# Input material
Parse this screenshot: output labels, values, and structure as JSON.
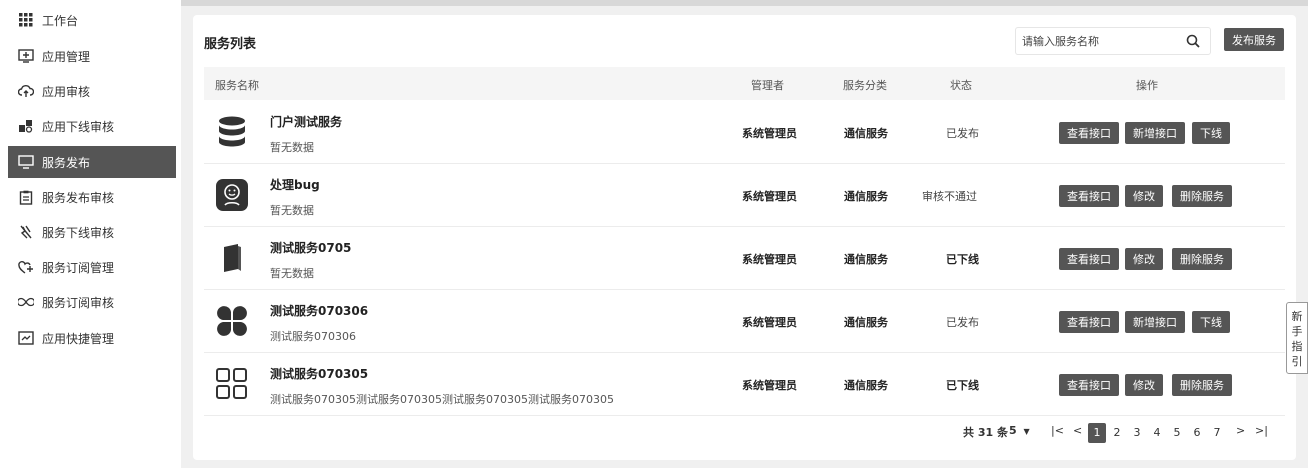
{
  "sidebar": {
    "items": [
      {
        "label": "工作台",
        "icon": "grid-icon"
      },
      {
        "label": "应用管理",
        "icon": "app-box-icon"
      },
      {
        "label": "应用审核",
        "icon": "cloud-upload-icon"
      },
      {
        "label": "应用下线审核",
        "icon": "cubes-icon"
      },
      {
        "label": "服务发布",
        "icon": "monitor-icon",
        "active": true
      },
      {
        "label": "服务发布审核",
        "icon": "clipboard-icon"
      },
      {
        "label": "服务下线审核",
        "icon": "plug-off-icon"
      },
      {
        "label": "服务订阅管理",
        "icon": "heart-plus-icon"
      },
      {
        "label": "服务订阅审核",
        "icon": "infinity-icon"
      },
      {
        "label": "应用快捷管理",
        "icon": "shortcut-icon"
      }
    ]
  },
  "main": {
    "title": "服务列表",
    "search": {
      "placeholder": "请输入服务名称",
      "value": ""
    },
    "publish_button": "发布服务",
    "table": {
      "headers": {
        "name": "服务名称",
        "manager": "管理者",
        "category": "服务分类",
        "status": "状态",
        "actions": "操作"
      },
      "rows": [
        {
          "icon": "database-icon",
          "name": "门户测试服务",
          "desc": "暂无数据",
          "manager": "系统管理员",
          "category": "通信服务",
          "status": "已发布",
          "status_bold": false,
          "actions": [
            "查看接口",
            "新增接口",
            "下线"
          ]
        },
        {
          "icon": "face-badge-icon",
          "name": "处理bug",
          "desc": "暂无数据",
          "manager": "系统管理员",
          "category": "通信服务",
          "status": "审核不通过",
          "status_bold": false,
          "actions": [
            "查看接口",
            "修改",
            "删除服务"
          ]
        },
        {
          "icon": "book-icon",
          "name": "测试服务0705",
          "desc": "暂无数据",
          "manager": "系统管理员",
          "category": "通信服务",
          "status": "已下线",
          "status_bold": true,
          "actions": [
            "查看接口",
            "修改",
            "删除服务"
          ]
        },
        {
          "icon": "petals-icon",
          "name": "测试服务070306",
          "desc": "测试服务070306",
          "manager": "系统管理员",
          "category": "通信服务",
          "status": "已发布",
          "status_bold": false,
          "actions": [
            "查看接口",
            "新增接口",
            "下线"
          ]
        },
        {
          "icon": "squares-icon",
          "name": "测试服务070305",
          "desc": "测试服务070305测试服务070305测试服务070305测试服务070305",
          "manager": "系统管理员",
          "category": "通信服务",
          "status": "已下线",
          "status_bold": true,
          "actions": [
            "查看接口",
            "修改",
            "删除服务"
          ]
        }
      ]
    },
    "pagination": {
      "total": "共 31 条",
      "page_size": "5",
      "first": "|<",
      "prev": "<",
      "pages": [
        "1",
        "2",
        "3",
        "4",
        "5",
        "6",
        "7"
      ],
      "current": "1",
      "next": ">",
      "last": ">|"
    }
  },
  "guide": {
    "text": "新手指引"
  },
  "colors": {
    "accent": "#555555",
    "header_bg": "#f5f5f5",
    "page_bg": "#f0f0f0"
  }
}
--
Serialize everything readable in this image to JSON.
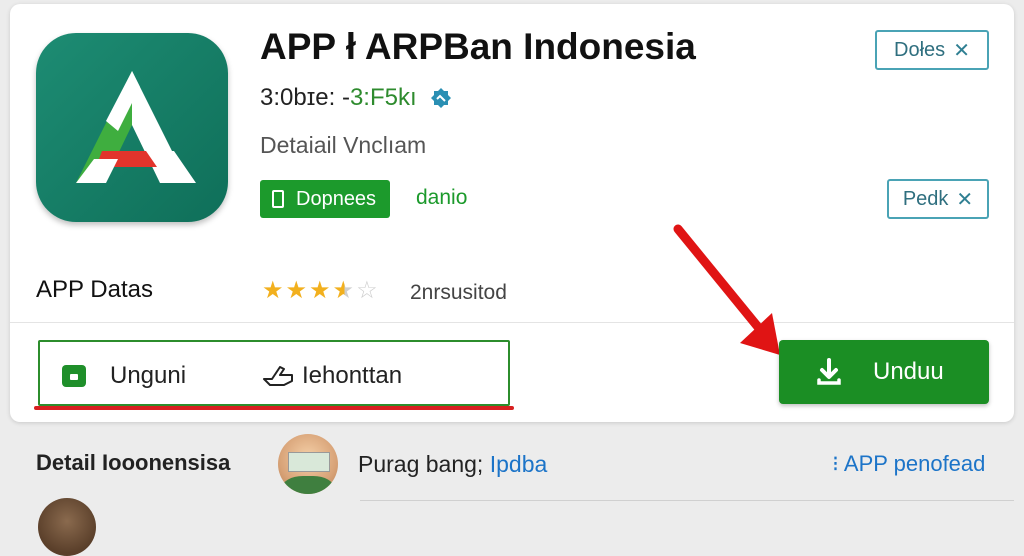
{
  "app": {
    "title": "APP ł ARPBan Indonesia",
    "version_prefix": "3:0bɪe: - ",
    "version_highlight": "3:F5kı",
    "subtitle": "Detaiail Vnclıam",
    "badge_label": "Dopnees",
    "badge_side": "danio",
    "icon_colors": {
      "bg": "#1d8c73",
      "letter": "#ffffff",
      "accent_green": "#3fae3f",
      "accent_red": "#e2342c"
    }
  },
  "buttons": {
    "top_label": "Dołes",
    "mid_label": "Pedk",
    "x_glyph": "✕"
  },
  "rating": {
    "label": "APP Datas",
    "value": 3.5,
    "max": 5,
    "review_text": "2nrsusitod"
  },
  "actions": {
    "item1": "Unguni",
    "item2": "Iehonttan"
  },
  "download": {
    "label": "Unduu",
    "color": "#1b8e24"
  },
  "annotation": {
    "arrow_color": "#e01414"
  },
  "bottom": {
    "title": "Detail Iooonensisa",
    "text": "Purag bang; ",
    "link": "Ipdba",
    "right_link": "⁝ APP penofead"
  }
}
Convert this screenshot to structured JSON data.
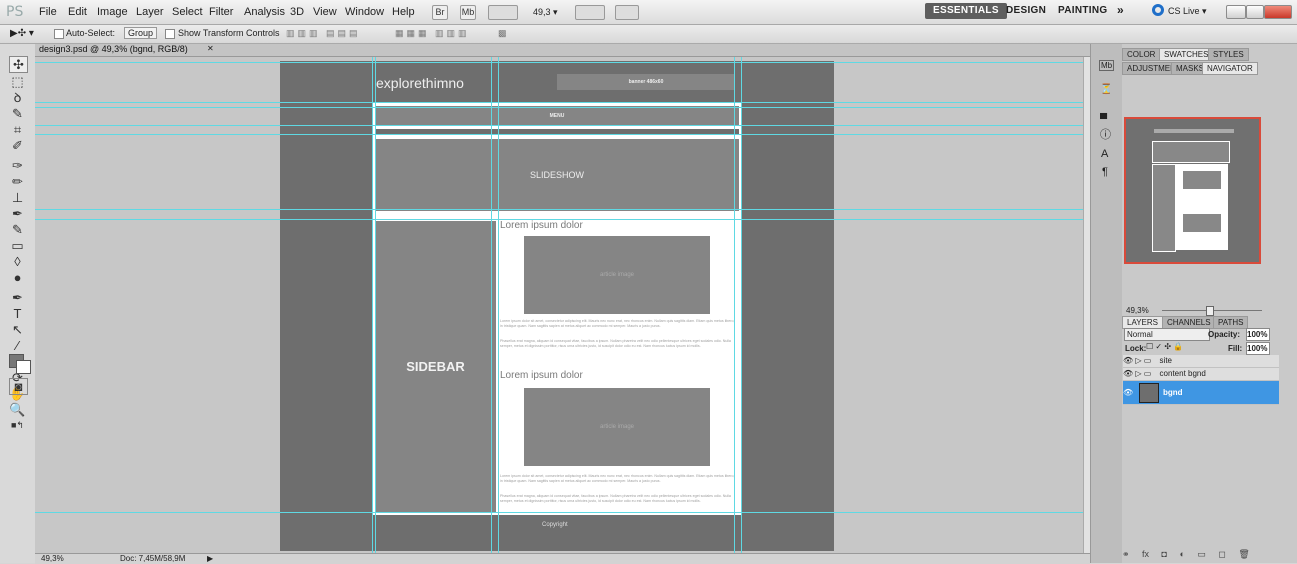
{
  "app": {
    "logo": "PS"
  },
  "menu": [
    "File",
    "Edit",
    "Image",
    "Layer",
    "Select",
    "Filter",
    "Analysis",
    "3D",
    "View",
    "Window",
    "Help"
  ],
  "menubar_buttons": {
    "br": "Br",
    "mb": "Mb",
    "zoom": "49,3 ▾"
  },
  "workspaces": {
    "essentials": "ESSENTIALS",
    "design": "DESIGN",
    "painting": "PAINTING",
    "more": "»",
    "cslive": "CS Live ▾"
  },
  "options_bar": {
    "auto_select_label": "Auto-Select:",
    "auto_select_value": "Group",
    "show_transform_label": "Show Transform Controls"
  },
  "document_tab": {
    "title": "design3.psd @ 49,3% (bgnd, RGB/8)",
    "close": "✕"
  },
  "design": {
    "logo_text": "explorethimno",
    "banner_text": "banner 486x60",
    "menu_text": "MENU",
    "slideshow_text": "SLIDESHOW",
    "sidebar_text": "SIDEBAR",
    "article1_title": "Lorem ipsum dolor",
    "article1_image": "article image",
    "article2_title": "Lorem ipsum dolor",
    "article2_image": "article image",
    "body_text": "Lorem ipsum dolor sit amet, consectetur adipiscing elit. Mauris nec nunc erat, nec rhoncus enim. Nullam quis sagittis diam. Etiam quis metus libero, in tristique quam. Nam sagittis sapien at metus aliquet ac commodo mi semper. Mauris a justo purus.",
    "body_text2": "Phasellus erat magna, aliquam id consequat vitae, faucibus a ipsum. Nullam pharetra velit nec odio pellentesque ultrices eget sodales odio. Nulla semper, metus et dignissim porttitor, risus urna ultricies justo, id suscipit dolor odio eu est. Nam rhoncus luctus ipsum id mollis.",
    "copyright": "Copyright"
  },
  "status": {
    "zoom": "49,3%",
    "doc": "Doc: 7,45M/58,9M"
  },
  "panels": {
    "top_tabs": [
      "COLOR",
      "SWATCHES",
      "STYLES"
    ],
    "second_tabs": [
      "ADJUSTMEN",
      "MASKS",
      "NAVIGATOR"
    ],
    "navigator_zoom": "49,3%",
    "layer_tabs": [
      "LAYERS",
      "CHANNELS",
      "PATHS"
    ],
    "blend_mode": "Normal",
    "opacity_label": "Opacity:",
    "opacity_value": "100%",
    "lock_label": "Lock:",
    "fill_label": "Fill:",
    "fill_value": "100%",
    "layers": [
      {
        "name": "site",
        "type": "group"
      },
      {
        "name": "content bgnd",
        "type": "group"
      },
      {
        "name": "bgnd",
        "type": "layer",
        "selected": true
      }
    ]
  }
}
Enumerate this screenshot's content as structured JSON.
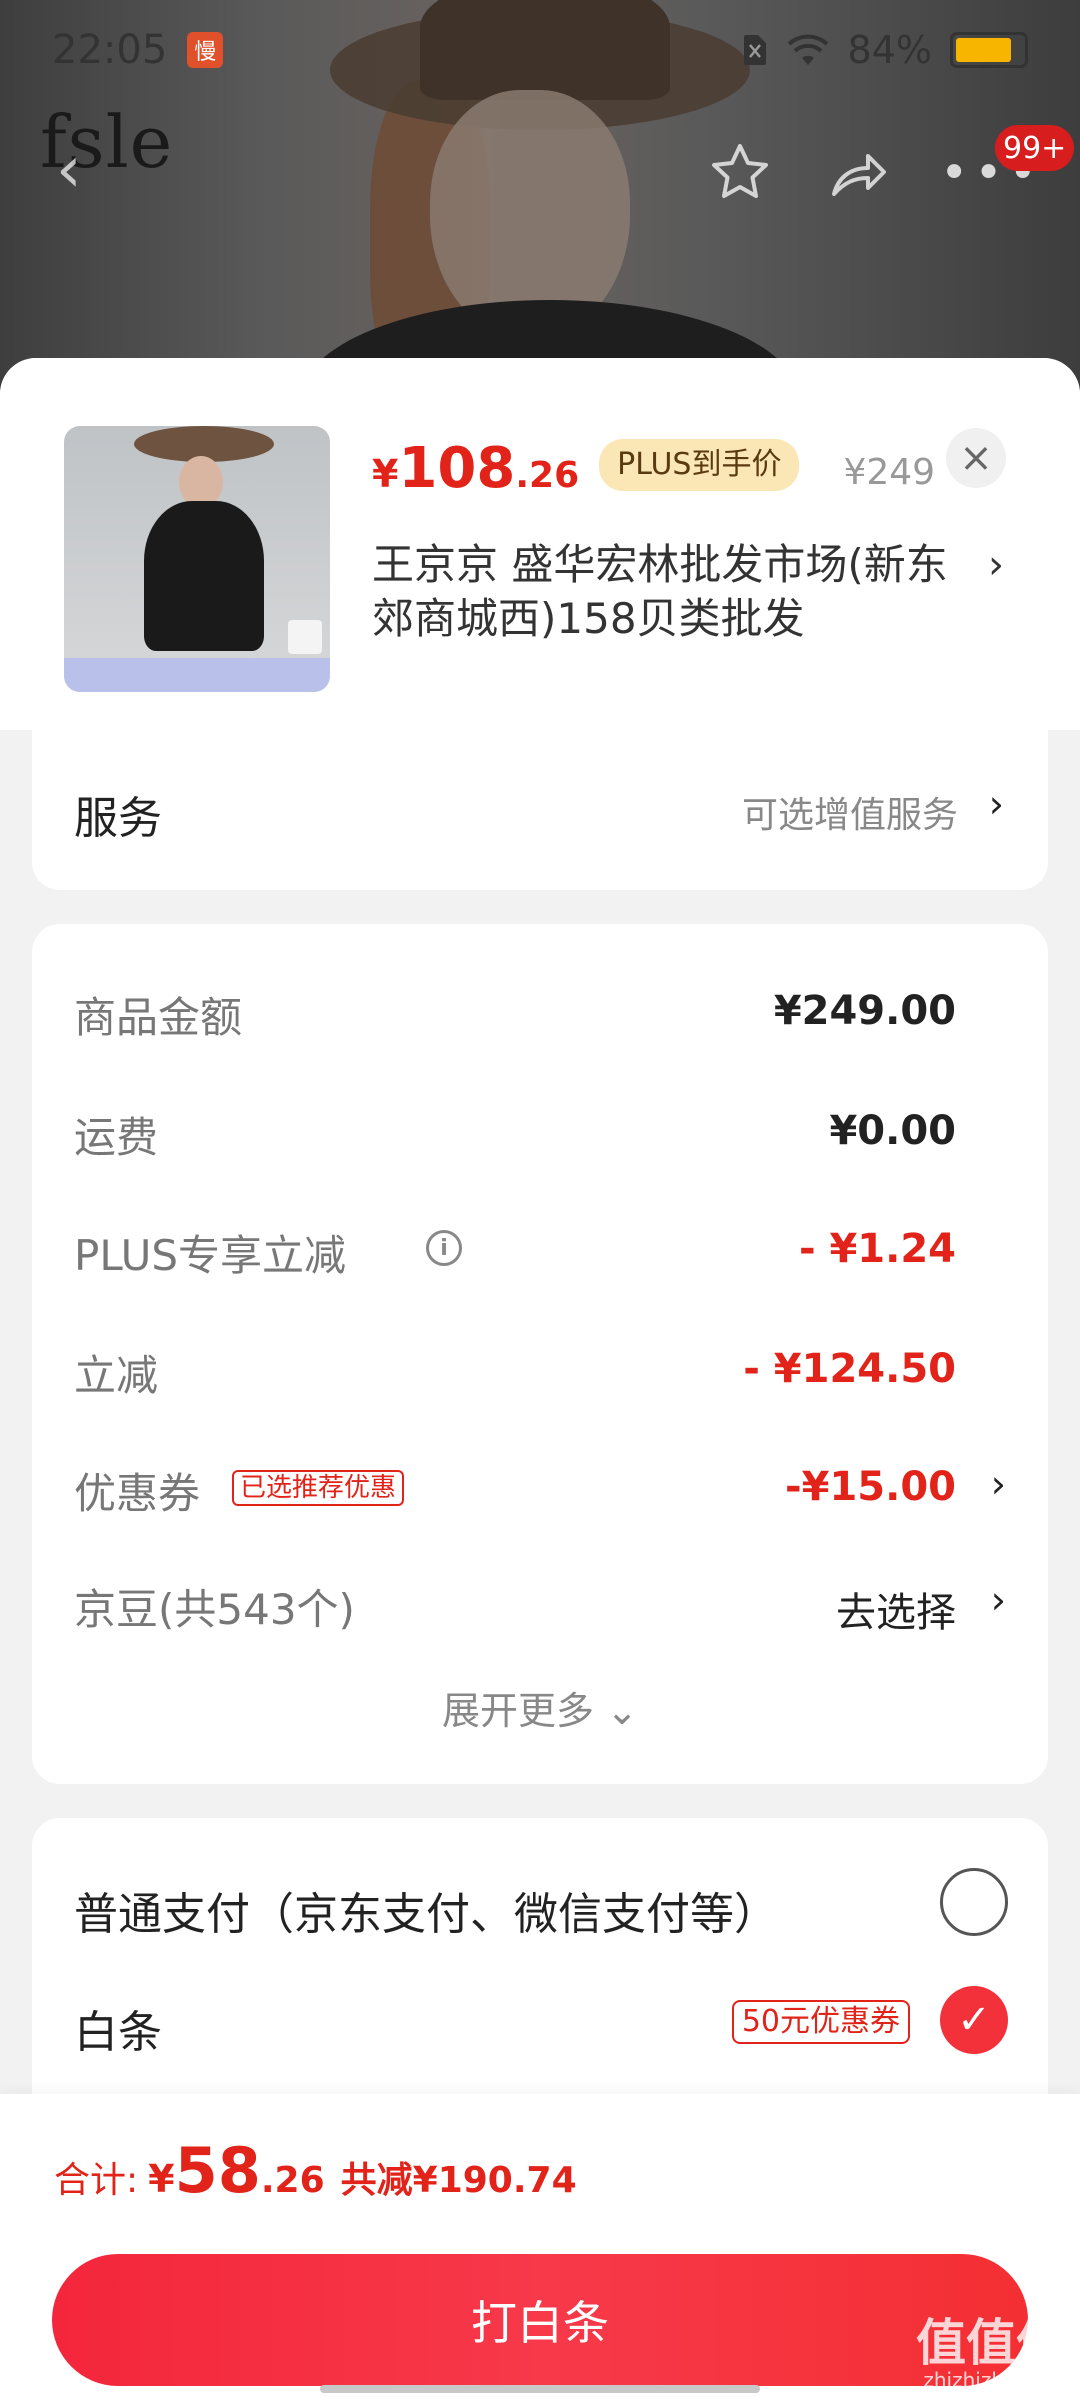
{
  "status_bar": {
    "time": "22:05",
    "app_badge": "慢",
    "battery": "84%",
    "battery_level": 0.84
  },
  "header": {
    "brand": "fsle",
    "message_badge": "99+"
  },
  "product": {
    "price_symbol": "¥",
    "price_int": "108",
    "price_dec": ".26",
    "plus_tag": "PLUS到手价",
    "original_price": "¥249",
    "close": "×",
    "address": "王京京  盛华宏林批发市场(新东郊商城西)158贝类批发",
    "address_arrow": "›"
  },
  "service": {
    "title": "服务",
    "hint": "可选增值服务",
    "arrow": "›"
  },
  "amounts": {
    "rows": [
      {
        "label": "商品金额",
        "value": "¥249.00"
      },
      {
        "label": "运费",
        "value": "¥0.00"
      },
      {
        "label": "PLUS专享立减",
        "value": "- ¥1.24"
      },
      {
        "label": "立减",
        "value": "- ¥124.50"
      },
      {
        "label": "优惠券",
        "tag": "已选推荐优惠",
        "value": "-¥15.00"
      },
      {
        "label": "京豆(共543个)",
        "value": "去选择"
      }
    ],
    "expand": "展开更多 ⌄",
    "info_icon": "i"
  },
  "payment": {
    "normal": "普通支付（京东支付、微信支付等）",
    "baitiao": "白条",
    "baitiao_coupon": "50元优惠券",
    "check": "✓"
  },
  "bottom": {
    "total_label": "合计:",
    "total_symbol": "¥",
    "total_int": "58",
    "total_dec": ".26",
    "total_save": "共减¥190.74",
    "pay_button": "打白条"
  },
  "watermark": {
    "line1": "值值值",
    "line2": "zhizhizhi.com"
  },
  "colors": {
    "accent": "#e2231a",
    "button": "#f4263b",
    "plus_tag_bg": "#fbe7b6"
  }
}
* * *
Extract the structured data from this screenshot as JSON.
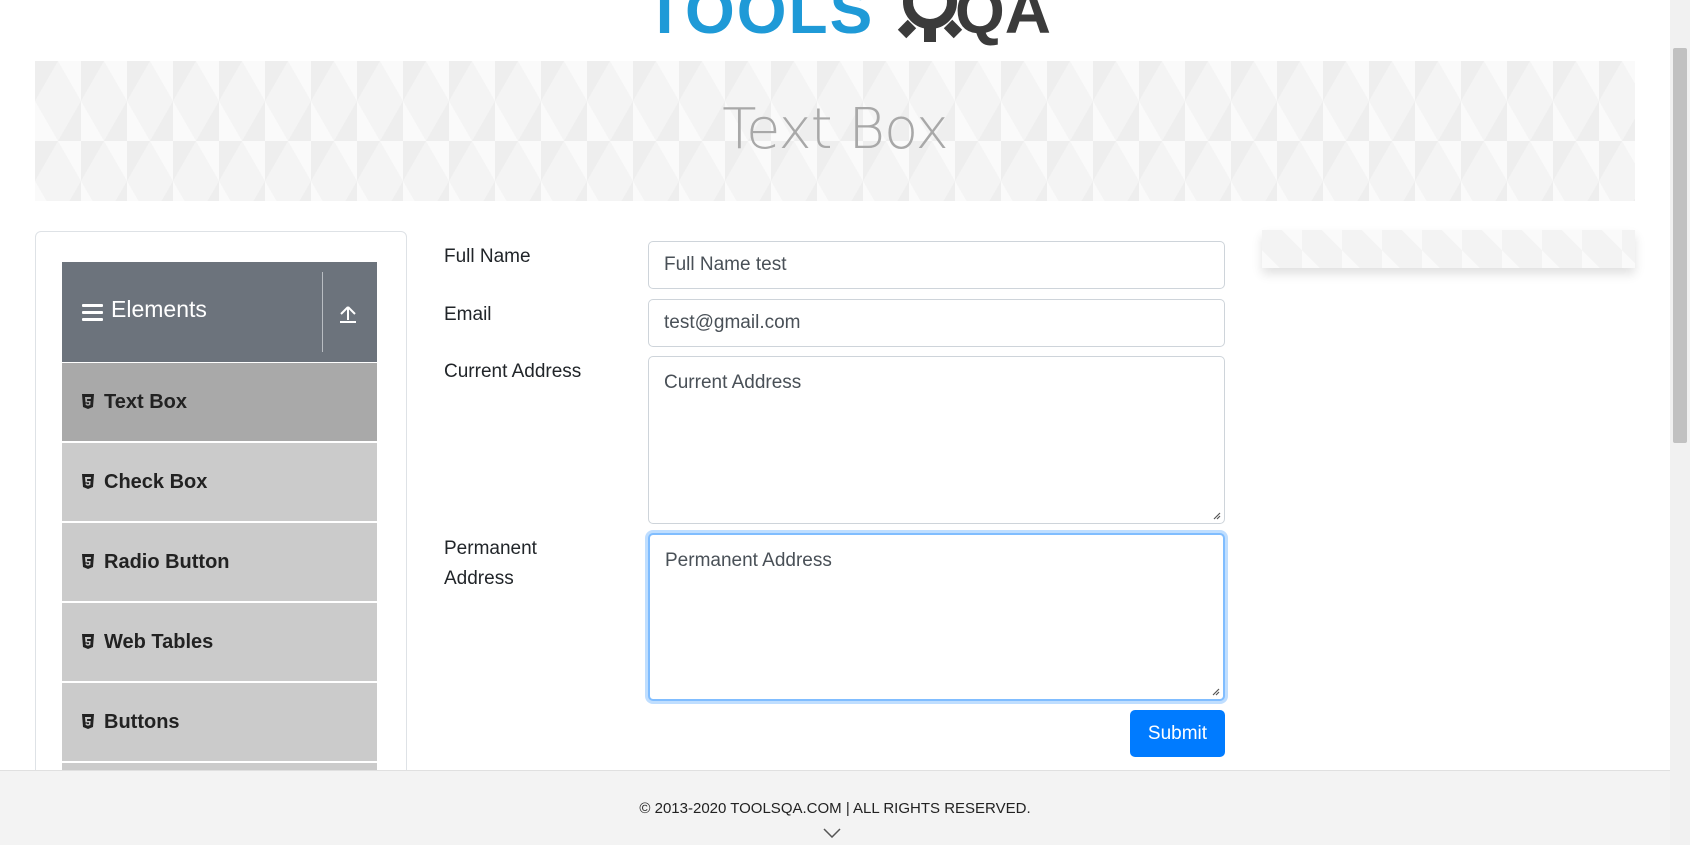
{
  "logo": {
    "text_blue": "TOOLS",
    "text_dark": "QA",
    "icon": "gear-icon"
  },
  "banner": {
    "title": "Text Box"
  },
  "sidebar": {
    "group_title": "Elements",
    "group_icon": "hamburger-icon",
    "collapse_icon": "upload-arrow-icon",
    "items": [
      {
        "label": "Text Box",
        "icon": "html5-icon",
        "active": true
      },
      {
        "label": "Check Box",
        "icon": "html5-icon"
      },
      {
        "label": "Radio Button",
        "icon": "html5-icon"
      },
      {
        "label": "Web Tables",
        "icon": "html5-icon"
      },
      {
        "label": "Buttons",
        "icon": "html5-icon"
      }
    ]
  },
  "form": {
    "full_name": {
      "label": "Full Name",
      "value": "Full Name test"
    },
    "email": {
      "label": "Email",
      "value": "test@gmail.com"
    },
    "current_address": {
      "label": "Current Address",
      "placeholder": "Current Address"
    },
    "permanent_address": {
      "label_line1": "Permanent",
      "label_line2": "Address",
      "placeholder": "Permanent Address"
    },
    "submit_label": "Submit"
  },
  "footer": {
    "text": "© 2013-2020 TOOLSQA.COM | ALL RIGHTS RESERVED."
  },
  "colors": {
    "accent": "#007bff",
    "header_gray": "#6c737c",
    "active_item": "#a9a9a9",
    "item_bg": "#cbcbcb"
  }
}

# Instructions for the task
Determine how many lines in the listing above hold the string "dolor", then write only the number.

# Response for this exercise
4